On a recent mission to Mon State, Burma Children Medical Fund staff were surprised to see an old patient, Saw Than Htet turn up with villagers to have their eyes tested. Now grown up, married with wife and family, Saw Than Htet, now 33, reflected back to when BCMF organized lifesaving heart surgery for him in 2014.
Saw Than Htet, health problems started when he was born with a congenital heart condition called atrial septal defect. He only learned of it by chance when at seven, he was admitted to hospital for dengue fever. The doctor told him his heart was not well and prescribed his heart medication, he took two pills a day until he stopped taking them at 17. Once he stopped taking his medication, he began experiencing chest pain, heart palpitations and difficulty breathing. Knowing he needed treatment, Saw Than Htet also knew his family couldn’t afford it.
Like many in rural Burma life was tough and his father, a farmer struggled to make a steady income from crops and rubber trees. Saw Than Htet, now 28, was struggling, he had difficulty breathing and he remembers his heart often skipped a beat. He sought treatment at a city hospital. After an echocardiogram, electrocardiogram and a blood and urine test, the doctor told Saw Than Htet he had a hole in his heart and needed surgery. “The doctor said he couldn’t do anything for me, and I would die if I didn’t get treatment.”
His family could not afford to pay his travel expenses to Yangon, let alone his treatment. “We had no money, I thought I would die, but I wanted to die at home,” Saw Than Htet said.
Saw Than Htet had almost given up hope when he learned about Mae Tao Clinic (MTC) based in the Thai border town of Mae Sot. A friend of his cousin contacted a medic at the clinic, who recommended Saw Than Htet go to MTC. In September 2014 Saw Than Htet traveled there hoping to be treated. MTC staff assessed him and referred him to BCMF.

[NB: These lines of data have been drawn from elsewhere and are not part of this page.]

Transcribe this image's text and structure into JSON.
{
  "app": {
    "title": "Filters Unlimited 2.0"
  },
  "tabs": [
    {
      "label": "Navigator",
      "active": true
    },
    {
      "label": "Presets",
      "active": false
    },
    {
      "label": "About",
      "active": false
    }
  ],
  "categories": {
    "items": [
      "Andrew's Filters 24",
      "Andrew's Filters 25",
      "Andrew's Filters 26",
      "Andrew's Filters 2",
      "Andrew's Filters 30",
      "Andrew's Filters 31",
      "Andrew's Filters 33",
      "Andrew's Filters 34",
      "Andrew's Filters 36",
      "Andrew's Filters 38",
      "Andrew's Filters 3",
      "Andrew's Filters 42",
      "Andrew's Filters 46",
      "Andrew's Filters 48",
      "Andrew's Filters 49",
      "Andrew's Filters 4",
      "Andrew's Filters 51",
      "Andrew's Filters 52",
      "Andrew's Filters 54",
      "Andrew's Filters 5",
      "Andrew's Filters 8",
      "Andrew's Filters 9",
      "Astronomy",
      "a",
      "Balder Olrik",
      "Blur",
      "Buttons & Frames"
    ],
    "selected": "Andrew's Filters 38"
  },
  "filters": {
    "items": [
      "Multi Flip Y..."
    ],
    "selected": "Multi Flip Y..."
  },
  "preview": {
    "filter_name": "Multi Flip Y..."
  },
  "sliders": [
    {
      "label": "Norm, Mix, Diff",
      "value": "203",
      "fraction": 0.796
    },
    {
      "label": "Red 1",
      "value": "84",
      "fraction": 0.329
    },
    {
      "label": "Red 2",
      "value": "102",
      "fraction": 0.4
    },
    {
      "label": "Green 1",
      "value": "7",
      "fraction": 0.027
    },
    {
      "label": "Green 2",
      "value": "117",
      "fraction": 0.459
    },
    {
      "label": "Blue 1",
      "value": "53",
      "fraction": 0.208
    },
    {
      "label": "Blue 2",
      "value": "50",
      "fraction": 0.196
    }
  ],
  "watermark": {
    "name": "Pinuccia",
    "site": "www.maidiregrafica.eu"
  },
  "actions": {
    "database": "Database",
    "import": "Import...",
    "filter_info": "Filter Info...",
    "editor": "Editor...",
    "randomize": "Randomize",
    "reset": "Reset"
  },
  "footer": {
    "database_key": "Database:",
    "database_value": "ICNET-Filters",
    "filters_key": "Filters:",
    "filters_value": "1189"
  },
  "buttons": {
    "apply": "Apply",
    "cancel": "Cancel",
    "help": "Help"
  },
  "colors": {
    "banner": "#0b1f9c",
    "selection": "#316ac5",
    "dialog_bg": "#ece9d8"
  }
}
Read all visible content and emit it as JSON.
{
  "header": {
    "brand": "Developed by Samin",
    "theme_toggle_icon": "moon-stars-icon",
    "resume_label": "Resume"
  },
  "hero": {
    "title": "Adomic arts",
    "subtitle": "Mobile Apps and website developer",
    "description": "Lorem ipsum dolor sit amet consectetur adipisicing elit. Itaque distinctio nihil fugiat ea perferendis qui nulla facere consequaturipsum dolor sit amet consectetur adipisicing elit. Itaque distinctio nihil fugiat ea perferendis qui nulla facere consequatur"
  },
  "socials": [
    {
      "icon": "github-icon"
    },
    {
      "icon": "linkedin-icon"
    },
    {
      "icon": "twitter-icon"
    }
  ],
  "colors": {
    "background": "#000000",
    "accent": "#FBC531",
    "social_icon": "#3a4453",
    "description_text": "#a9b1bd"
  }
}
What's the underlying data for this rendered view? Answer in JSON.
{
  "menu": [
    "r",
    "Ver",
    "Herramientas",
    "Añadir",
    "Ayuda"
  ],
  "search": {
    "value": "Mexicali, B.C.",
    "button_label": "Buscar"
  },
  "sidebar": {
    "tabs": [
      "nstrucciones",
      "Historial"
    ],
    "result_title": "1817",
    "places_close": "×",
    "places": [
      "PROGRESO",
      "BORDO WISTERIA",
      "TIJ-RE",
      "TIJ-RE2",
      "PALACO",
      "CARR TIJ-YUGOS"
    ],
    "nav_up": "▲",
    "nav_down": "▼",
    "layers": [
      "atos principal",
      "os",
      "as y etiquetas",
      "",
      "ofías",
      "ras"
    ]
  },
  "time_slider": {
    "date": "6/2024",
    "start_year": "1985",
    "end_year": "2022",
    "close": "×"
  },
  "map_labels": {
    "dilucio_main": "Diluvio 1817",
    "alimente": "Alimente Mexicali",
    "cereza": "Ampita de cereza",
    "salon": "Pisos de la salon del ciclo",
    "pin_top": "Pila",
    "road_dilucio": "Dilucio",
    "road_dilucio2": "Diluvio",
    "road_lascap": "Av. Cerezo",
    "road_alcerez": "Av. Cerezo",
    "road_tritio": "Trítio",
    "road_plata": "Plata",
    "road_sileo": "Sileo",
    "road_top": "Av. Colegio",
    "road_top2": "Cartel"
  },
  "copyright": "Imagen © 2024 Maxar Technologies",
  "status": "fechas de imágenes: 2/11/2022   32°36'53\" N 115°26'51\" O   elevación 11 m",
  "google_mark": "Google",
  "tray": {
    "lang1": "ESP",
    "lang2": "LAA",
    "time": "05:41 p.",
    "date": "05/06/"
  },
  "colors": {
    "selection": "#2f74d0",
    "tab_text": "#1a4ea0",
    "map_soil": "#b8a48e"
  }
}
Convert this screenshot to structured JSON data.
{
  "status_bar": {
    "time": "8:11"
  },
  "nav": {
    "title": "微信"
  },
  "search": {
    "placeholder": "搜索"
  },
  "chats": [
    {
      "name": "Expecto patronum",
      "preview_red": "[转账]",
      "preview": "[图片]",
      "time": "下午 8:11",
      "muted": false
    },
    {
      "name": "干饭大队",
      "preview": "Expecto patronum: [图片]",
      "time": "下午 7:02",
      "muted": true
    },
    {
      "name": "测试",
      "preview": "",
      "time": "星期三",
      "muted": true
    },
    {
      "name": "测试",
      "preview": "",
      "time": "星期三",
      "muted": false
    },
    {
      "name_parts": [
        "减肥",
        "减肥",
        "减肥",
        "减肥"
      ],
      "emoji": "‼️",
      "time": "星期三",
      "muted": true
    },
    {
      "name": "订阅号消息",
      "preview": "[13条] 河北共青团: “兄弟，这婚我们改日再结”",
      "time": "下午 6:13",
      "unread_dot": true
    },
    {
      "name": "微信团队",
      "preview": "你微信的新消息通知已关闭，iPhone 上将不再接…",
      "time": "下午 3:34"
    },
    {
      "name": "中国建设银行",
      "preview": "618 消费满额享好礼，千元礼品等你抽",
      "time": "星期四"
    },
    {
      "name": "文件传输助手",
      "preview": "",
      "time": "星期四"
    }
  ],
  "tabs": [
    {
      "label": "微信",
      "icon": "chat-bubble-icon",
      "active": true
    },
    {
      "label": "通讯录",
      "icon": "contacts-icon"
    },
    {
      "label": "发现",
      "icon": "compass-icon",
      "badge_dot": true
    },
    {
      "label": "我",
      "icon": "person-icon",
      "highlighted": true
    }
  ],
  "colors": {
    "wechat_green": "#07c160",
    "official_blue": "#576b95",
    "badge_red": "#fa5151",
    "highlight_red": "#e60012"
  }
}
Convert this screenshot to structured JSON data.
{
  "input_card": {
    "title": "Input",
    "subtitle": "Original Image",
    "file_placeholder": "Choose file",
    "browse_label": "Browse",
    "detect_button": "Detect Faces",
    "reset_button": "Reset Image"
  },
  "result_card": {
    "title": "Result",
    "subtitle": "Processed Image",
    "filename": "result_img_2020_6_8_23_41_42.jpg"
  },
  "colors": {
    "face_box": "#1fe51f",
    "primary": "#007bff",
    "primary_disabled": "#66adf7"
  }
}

Saw Than Htet said being referred to BCMF was life-changing, despite staff telling him his odds of surviving surgery were not great. “When I met BCMF, I felt lucky,” said Saw Than Htet. “Even though BCMF’s staff Ma Myai, told me that the surgery had a 50% success rate, I was fine with that.”
BCMF referred Saw Than Htet for surgery at Lampang Hospital in December 2014. The next few days were filled with testing, medication, and worry. Saw Than Htet was caught in a hard place and the immediate signs were not looking good.
“While I was admitted two other people with heart problems received surgery before me,” recounted Saw Than Htet. “Both of them died. I felt nervous and I didn’t know if I should go ahead with the surgery. I felt that if I got surgery, I would die, but if I didn’t receive surgery, I would also die.”
Saw Than Htet decided he had nothing to lose and agreed to go ahead with the surgery. On December 17, Saw Than Htet went into the operating theatre and had the hole in his heart closed. “When I first woke up [after surgery], I didn’t see a coconut tree outside the window [like at my house],” said Saw Than Htet. “I thought I was dreaming so I closed my eyes to fall back asleep.”
Saw Than Htet once he regained full consciousness, he felt very happy and called his family and friends to let them know his surgery had gone well. Once he was discharged, he spent another 15 days at BCMF’s patient house in Chiang Mai, before being transferred back to Mae Sot, where BCMF’s Thai office is located.
Today, five years later Saw Than Htet is doing well. He enjoys life with his wife and two sons and works in his brother-in-law’s shop selling gas and snacks. Saw Than Htet says he was always an active volunteer in his community, but since he received surgery, he is able to devote more time to do charity work. “I received the chance to live with my family and friends happily,” said Saw Than Htet. “I am very happy BCMF helped me because BCMF helped me remain alive.”
When BCMF met up with Saw Than Htet during its eye screening mission in Mon State, Burma, he had brought a group of people from surrounding villages to have their eyes screened for eyeglasses and common eye diseases such as cataracts and glaucoma. “I wanted to show people [from my area] the organisation that helped me and who also helps many other people,” Saw Than Htet said, before adding, “I feel indebted to BCMF for helping me, so I want to use my good fortune to help other people too.”
Saw Than Htet plans to continue his charity work and would like to see more health services reach his village. “I always pray to the Lord Buddha for my beneficiaries,” said Saw Than Htet. “I’m very happy to be able to see you [BCMF] and I wish you [the organisation] health and happiness!”